and Mexican sushi of course...
Even though sushi is kind of exotic here (yuck, raw fish!!!), everyone's been raving about this bright orange truck that's been parked at the car wash for the last six months. It's called Sushi King Uno, the first clue that this isn't your regular Japanese joint.
The owner Raul Reconco is from Guadalajara, Mexico, and spent several years apprenticing under a sushi chef in Japan before he moved to Las Vegas and worked in a furniture store. Now he's here, pushing the envelope with creations like a California roll topped with shaved coconut and the Umekyu roll with cucumber and Mexican Chamoy sauce.
For someone working in a parking lot, Raul seems to have a high degree of technical skill. He's working in a sushi style that's often bogged down by fried foods or gummy rice, but his rolls showcased a freshness and a perfect proportion with the seaweed and fish.

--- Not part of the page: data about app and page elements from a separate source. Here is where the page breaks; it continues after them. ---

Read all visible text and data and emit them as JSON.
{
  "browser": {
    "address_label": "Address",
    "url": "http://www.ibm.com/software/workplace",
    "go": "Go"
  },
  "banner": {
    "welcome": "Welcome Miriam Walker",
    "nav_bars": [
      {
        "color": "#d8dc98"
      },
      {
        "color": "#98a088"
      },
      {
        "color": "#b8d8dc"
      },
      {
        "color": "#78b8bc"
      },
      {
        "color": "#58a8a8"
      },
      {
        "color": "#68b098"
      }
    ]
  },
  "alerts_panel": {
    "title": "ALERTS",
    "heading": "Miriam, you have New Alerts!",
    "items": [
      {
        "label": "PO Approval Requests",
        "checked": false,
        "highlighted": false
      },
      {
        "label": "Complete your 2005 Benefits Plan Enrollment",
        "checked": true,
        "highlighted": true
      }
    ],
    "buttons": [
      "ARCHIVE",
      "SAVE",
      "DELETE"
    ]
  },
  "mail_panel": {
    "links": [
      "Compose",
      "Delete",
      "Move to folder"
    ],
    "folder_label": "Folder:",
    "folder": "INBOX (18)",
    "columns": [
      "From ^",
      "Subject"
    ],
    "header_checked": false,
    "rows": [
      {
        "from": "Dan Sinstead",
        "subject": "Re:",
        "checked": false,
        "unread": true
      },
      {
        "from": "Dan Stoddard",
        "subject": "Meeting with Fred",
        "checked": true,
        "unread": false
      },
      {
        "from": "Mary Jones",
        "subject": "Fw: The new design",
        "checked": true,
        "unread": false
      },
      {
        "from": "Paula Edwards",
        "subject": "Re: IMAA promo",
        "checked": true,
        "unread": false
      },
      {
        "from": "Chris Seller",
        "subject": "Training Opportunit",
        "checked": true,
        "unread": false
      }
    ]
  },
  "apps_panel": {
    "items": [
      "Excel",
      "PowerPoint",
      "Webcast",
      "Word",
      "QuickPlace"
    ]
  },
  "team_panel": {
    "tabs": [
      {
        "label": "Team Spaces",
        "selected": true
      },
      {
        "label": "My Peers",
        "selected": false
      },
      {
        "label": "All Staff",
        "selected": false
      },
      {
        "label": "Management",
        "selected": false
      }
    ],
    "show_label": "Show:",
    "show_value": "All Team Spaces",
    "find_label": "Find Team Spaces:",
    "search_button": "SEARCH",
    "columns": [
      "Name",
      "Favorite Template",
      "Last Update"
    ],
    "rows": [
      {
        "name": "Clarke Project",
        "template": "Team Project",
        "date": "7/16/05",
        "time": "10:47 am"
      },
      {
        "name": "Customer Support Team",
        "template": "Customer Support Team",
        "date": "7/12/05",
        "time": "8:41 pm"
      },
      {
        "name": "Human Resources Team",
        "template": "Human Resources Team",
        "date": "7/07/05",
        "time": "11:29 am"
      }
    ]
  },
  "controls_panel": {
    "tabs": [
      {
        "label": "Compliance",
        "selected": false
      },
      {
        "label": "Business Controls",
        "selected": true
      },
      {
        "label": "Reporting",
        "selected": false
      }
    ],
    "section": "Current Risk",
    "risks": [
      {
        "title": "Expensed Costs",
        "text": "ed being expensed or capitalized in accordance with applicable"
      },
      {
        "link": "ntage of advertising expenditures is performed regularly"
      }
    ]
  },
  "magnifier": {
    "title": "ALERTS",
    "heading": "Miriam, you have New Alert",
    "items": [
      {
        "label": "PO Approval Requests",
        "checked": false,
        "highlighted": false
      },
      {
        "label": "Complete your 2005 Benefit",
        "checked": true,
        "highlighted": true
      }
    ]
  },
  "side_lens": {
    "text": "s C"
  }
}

He's also very creative, especially with the requisite side dish: a feisty soy sauce he makes by adding pickled jalapeños to the black brew. A brilliant fusion, and something I'd never expect to find outside of a taco truck on the south side of Tucson. Never have I seen it at a sushi place, and never — in my wildest dreams — would I think to find it in Safford, Arizona.